    Google Scholar 

  54. Allard RW. Principle of plant breeding. New York: Wiley; 1960.

    Google Scholar 

  55. Robertson GR. The sampling variances of the genetic correlation coefficients. Biometrics. 1959;15:469–85.

    Article  Google Scholar 

  56. Sharma JR. Statistical and biometrical techniques in plant breeding. Calcutta: New Age International Limited Publishers; 1998.

    Google Scholar 

  57. Mahalanobis PC. On the generalized distance in statistics. In: Proceedings of National Institute of Science of the India, New Delhi. 1936;2(1):49-55.

Download references

Acknowledgements

The authors would like to thank Mada Walabu University for material and technical supports for this research. We would also like to thank the Ethiopian Biodiversity Institute (EBI) for offering us the germplasm.

Funding

The study was partly supported by Madda Walabu University research directorate through annual research budget which has no budget or grant number and code.

Author information

Authors and Affiliations

Authors

Contributions

FG and TBG did all the field experiment, data collection, data clearing; FG data analysis, data interpretation and write up; TBG edited the manuscript.

Corresponding author

Correspondence to Fekadu Gadissa.

Ethics declarations

Ethics approval and consent to participate

All the procedures in accordance with the relevant national, international and institutional guidelines have been followed. The barley accessions used were obtained from the Ethiopian Biodiversity Institute (EBI).

Consent for publication

Not applicable.

Competing interests

The authors declare no competing interests.

Additional information

Publisher’s Note

Springer Nature remains neutral with regard to jurisdictional claims in published maps and institutional affiliations.

Supplementary Information

Additional file 1. 

List of the ex-situ conserved barley landraces, along with their passport data, considered in the present study.

Rights and permissions

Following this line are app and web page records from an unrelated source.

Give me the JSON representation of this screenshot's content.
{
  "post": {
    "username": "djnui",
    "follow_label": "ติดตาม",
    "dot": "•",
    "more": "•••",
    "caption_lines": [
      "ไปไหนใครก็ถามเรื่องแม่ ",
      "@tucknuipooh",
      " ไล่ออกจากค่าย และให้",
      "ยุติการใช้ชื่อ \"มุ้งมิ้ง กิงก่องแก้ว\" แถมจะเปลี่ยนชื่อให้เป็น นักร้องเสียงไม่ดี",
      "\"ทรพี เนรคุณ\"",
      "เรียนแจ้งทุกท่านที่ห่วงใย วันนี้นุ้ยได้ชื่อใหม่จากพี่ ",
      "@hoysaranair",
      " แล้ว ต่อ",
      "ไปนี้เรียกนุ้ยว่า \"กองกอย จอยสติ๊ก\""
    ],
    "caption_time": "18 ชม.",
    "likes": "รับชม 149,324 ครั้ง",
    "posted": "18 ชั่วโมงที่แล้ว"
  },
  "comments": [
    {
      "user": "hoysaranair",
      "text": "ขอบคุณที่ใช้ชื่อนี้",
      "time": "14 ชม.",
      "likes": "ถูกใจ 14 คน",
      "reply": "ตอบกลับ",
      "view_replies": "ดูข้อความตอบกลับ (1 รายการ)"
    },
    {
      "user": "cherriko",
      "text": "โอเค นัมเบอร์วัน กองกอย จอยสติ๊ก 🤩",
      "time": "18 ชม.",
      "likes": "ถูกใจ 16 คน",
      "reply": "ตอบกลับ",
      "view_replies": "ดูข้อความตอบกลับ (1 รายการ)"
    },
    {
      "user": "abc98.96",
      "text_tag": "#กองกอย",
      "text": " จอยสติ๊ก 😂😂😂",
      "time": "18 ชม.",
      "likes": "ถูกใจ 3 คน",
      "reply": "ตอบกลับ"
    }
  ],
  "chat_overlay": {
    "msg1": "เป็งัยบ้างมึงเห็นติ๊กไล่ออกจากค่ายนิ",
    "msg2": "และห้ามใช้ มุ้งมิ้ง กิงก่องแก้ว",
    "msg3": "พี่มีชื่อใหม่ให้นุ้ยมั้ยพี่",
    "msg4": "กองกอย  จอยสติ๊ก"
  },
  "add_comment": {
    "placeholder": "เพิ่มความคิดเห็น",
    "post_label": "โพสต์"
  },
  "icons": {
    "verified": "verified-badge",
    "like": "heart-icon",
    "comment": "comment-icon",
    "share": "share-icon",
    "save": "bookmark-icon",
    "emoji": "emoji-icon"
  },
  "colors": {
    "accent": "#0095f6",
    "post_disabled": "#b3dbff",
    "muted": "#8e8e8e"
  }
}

Open Access This article is licensed under a Creative Commons Attribution 4.0 International License, which permits use, sharing, adaptation, distribution and reproduction in any medium or format, as long as you give appropriate credit to the original author(s) and the source, provide a link to the Creative Commons licence, and indicate if changes were made. The images or other third party material in this article are included in the article's Creative Commons licence, unless indicated otherwise in a credit line to the material. If material is not included in the article's Creative Commons licence and your intended use is not permitted by statutory regulation or exceeds the permitted use, you will need to obtain permission directly from the copyright holder. To view a copy of this licence, visit http://creativecommons.org/licenses/by/4.0/. The Creative Commons Public Domain Dedication waiver (http://creativecommons.org/publicdomain/zero/1.0/) applies to the data made available in this article, unless otherwise stated in a credit line to the data.

Reprints and permissions

About this article

Check for updates. Verify currency and authenticity via CrossMark

Cite this article

Gadissa, F., Gudeta, T.B. Phenotypic characterization and seed viability test in ex-situ conserved Ethiopian cultivated barley (Hordeum vulgare L.) landraces. BMC Plant Biol 23, 613 (2023). https://0-doi-org.brum.beds.ac.uk/10.1186/s12870-023-04628-7

Download citation

  • Received:

  • Accepted:

  • Published:

  • DOI: https://0-doi-org.brum.beds.ac.uk/10.1186/s12870-023-04628-7

Keywords